# Try it
With the images removed, write out every line below exactly.

-- Extracted data follows --

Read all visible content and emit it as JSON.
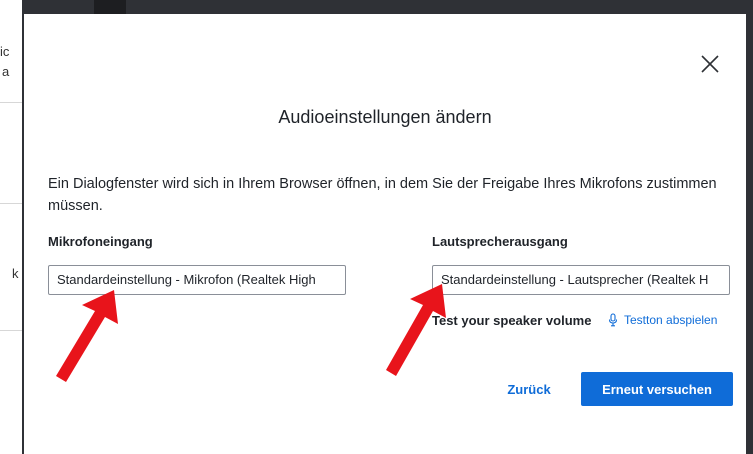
{
  "dialog": {
    "title": "Audioeinstellungen ändern",
    "description": "Ein Dialogfenster wird sich in Ihrem Browser öffnen, in dem Sie der Freigabe Ihres Mikrofons zustimmen müssen.",
    "close_icon": "close-icon"
  },
  "microphone": {
    "label": "Mikrofoneingang",
    "selected": "Standardeinstellung - Mikrofon (Realtek High"
  },
  "speaker": {
    "label": "Lautsprecherausgang",
    "selected": "Standardeinstellung - Lautsprecher (Realtek H",
    "test_label": "Test your speaker volume",
    "test_icon": "microphone-icon",
    "test_link": "Testton abspielen"
  },
  "actions": {
    "back_label": "Zurück",
    "retry_label": "Erneut versuchen"
  },
  "background": {
    "fragments": [
      "ic",
      "a",
      "k"
    ]
  },
  "colors": {
    "accent": "#0f6cd8",
    "annotation_arrow": "#e8141b",
    "backdrop_dark": "#2f3136"
  }
}
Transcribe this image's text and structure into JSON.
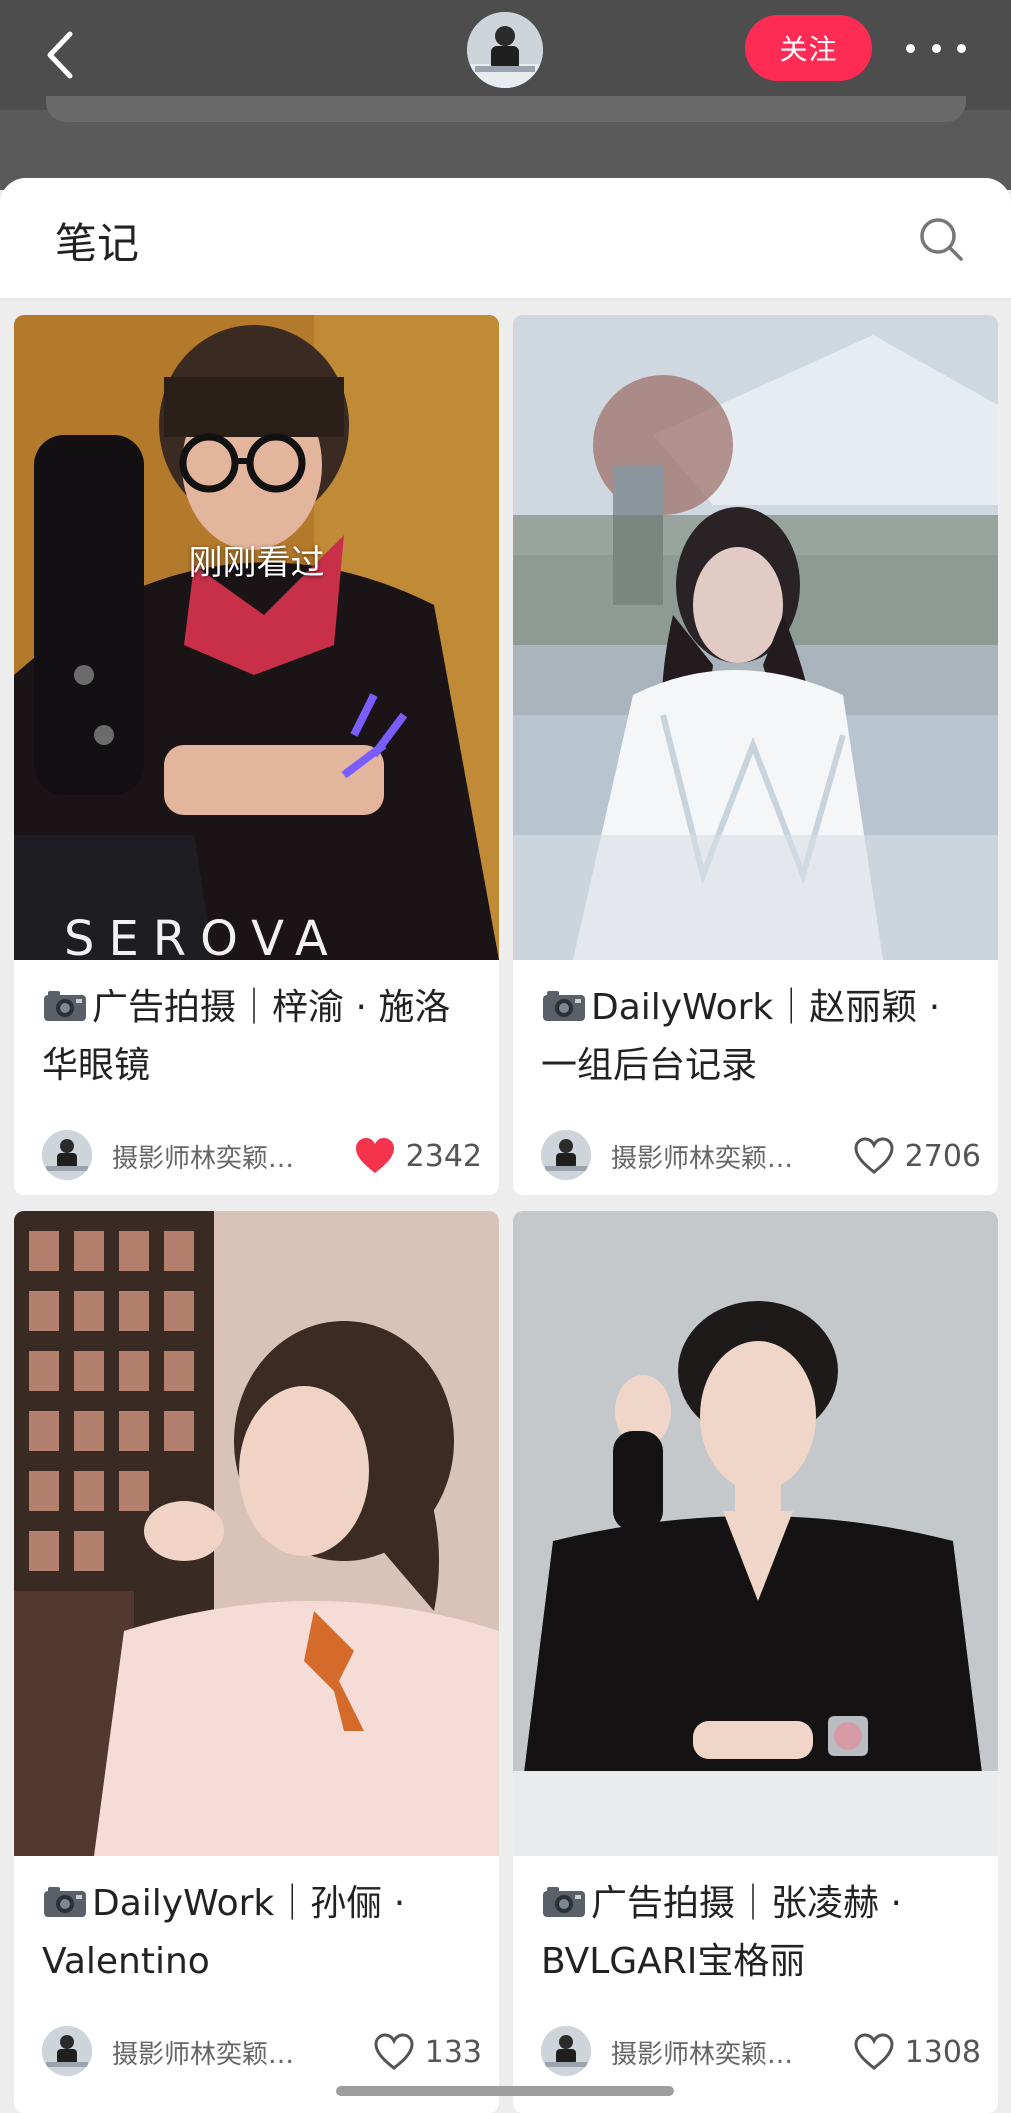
{
  "header": {
    "follow_label": "关注"
  },
  "notes": {
    "title": "笔记",
    "viewed_label": "刚刚看过"
  },
  "cards": [
    {
      "title_text": "广告拍摄｜梓渝 · 施洛华眼镜",
      "author": "摄影师林奕颖…",
      "likes": "2342",
      "liked": true,
      "image_text": "SEROVA"
    },
    {
      "title_text": "DailyWork｜赵丽颖 · 一组后台记录",
      "author": "摄影师林奕颖…",
      "likes": "2706",
      "liked": false
    },
    {
      "title_text": "DailyWork｜孙俪 · Valentino",
      "author": "摄影师林奕颖…",
      "likes": "133",
      "liked": false
    },
    {
      "title_text": "广告拍摄｜张凌赫 · BVLGARI宝格丽",
      "author": "摄影师林奕颖…",
      "likes": "1308",
      "liked": false
    }
  ],
  "colors": {
    "accent": "#fe2c55",
    "heart_liked": "#f5334c"
  },
  "icons": [
    "back-icon",
    "avatar",
    "more-icon",
    "search-icon",
    "camera-icon",
    "heart-icon"
  ]
}
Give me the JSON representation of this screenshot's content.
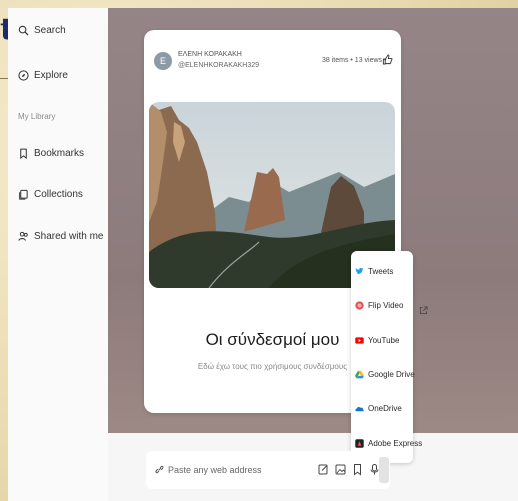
{
  "frame": {
    "corner_letter": "t"
  },
  "sidebar": {
    "items_top": [
      {
        "label": "Search",
        "icon": "search-icon"
      },
      {
        "label": "Explore",
        "icon": "compass-icon"
      }
    ],
    "library_heading": "My Library",
    "items_library": [
      {
        "label": "Bookmarks",
        "icon": "bookmark-icon"
      },
      {
        "label": "Collections",
        "icon": "collections-icon"
      },
      {
        "label": "Shared with me",
        "icon": "users-icon"
      }
    ]
  },
  "card": {
    "avatar_letter": "E",
    "author_name": "ΕΛΕΝΗ ΚΟΡΑΚΑΚΗ",
    "author_handle": "@ELENHKORAKAKH329",
    "stats": "38 items • 13 views •",
    "title": "Οι σύνδεσμοί μου",
    "description": "Εδώ έχω τους πιο χρήσιμους συνδέσμους"
  },
  "share_menu": {
    "items": [
      {
        "label": "Tweets",
        "icon": "twitter-icon",
        "color": "#1da1f2"
      },
      {
        "label": "Flip Video",
        "icon": "flip-icon",
        "color": "#e8514d"
      },
      {
        "label": "YouTube",
        "icon": "youtube-icon",
        "color": "#ff0000"
      },
      {
        "label": "Google Drive",
        "icon": "google-drive-icon",
        "color": "#34a853"
      },
      {
        "label": "OneDrive",
        "icon": "onedrive-icon",
        "color": "#0f78d4"
      },
      {
        "label": "Adobe Express",
        "icon": "adobe-express-icon",
        "color": "#222222"
      }
    ]
  },
  "address_bar": {
    "placeholder": "Paste any web address",
    "value": ""
  },
  "colors": {
    "canvas_background": "#958587",
    "accent_blue": "#1f2a6b"
  }
}
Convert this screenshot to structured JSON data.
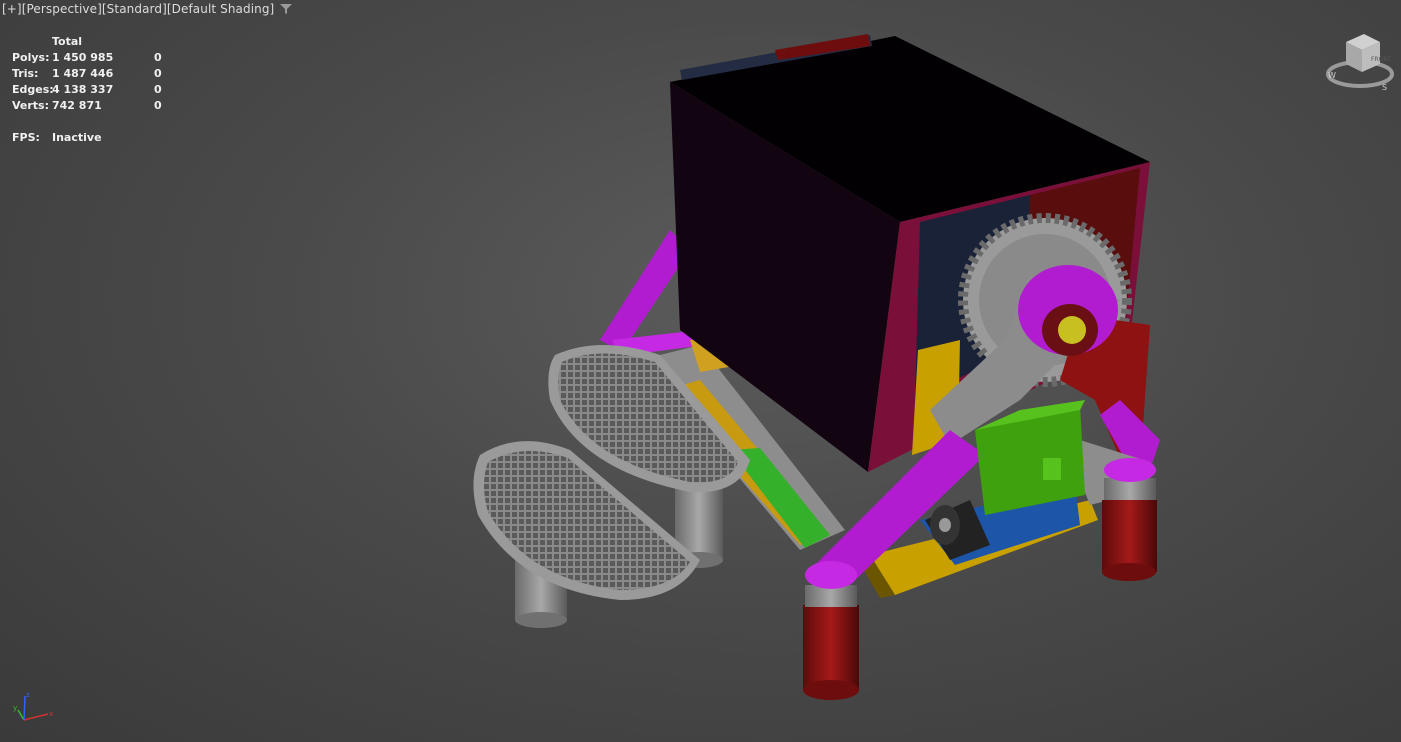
{
  "viewport": {
    "labels": [
      "[+]",
      "[Perspective]",
      "[Standard]",
      "[Default Shading]"
    ],
    "filter_icon": "filter-icon"
  },
  "stats": {
    "header": "Total",
    "rows": [
      {
        "key": "Polys:",
        "total": "1 450 985",
        "sel": "0"
      },
      {
        "key": "Tris:",
        "total": "1 487 446",
        "sel": "0"
      },
      {
        "key": "Edges:",
        "total": "4 138 337",
        "sel": "0"
      },
      {
        "key": "Verts:",
        "total": "742 871",
        "sel": "0"
      }
    ],
    "fps_key": "FPS:",
    "fps_value": "Inactive"
  },
  "viewcube": {
    "face": "FRONT",
    "top": "TOP",
    "compass": [
      "W",
      "S"
    ]
  },
  "axis_tripod": {
    "x": "x",
    "y": "y",
    "z": "z"
  },
  "colors": {
    "frame_magenta": "#b21cd1",
    "leg_red": "#8e1212",
    "gear_gray": "#9a9a9a",
    "box_black": "#080006",
    "plate_yellow": "#c8a000",
    "motor_green": "#3fa10e",
    "mount_blue": "#1d56a8"
  }
}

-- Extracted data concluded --

# Problem solution
Read all visible content and emit it as JSON.
{
  "dialog": {
    "title": "Audioeinstellungen ändern",
    "description": "Ein Dialogfenster wird sich in Ihrem Browser öffnen, in dem Sie der Freigabe Ihres Mikrofons zustimmen müssen.",
    "close_icon": "close-icon"
  },
  "microphone": {
    "label": "Mikrofoneingang",
    "selected": "Standardeinstellung - Mikrofon (Realtek High"
  },
  "speaker": {
    "label": "Lautsprecherausgang",
    "selected": "Standardeinstellung - Lautsprecher (Realtek H",
    "test_label": "Test your speaker volume",
    "test_icon": "microphone-icon",
    "test_link": "Testton abspielen"
  },
  "actions": {
    "back_label": "Zurück",
    "retry_label": "Erneut versuchen"
  },
  "background": {
    "fragments": [
      "ic",
      "a",
      "k"
    ]
  },
  "colors": {
    "accent": "#0f6cd8",
    "annotation_arrow": "#e8141b",
    "backdrop_dark": "#2f3136"
  }
}
Transcribe this image's text and structure into JSON.
{
  "header": {
    "follow_label": "关注"
  },
  "notes": {
    "title": "笔记",
    "viewed_label": "刚刚看过"
  },
  "cards": [
    {
      "title_text": "广告拍摄｜梓渝 · 施洛华眼镜",
      "author": "摄影师林奕颖…",
      "likes": "2342",
      "liked": true,
      "image_text": "SEROVA"
    },
    {
      "title_text": "DailyWork｜赵丽颖 · 一组后台记录",
      "author": "摄影师林奕颖…",
      "likes": "2706",
      "liked": false
    },
    {
      "title_text": "DailyWork｜孙俪 · Valentino",
      "author": "摄影师林奕颖…",
      "likes": "133",
      "liked": false
    },
    {
      "title_text": "广告拍摄｜张凌赫 · BVLGARI宝格丽",
      "author": "摄影师林奕颖…",
      "likes": "1308",
      "liked": false
    }
  ],
  "colors": {
    "accent": "#fe2c55",
    "heart_liked": "#f5334c"
  },
  "icons": [
    "back-icon",
    "avatar",
    "more-icon",
    "search-icon",
    "camera-icon",
    "heart-icon"
  ]
}
Give me the JSON representation of this screenshot's content.
{
  "frame": {
    "corner_letter": "t"
  },
  "sidebar": {
    "items_top": [
      {
        "label": "Search",
        "icon": "search-icon"
      },
      {
        "label": "Explore",
        "icon": "compass-icon"
      }
    ],
    "library_heading": "My Library",
    "items_library": [
      {
        "label": "Bookmarks",
        "icon": "bookmark-icon"
      },
      {
        "label": "Collections",
        "icon": "collections-icon"
      },
      {
        "label": "Shared with me",
        "icon": "users-icon"
      }
    ]
  },
  "card": {
    "avatar_letter": "E",
    "author_name": "ΕΛΕΝΗ ΚΟΡΑΚΑΚΗ",
    "author_handle": "@ELENHKORAKAKH329",
    "stats": "38 items • 13 views •",
    "title": "Οι σύνδεσμοί μου",
    "description": "Εδώ έχω τους πιο χρήσιμους συνδέσμους"
  },
  "share_menu": {
    "items": [
      {
        "label": "Tweets",
        "icon": "twitter-icon",
        "color": "#1da1f2"
      },
      {
        "label": "Flip Video",
        "icon": "flip-icon",
        "color": "#e8514d"
      },
      {
        "label": "YouTube",
        "icon": "youtube-icon",
        "color": "#ff0000"
      },
      {
        "label": "Google Drive",
        "icon": "google-drive-icon",
        "color": "#34a853"
      },
      {
        "label": "OneDrive",
        "icon": "onedrive-icon",
        "color": "#0f78d4"
      },
      {
        "label": "Adobe Express",
        "icon": "adobe-express-icon",
        "color": "#222222"
      }
    ]
  },
  "address_bar": {
    "placeholder": "Paste any web address",
    "value": ""
  },
  "colors": {
    "canvas_background": "#958587",
    "accent_blue": "#1f2a6b"
  }
}
Convert this screenshot to structured JSON data.
{
  "viewport": {
    "labels": [
      "[+]",
      "[Perspective]",
      "[Standard]",
      "[Default Shading]"
    ],
    "filter_icon": "filter-icon"
  },
  "stats": {
    "header": "Total",
    "rows": [
      {
        "key": "Polys:",
        "total": "1 450 985",
        "sel": "0"
      },
      {
        "key": "Tris:",
        "total": "1 487 446",
        "sel": "0"
      },
      {
        "key": "Edges:",
        "total": "4 138 337",
        "sel": "0"
      },
      {
        "key": "Verts:",
        "total": "742 871",
        "sel": "0"
      }
    ],
    "fps_key": "FPS:",
    "fps_value": "Inactive"
  },
  "viewcube": {
    "face": "FRONT",
    "top": "TOP",
    "compass": [
      "W",
      "S"
    ]
  },
  "axis_tripod": {
    "x": "x",
    "y": "y",
    "z": "z"
  },
  "colors": {
    "frame_magenta": "#b21cd1",
    "leg_red": "#8e1212",
    "gear_gray": "#9a9a9a",
    "box_black": "#080006",
    "plate_yellow": "#c8a000",
    "motor_green": "#3fa10e",
    "mount_blue": "#1d56a8"
  }
}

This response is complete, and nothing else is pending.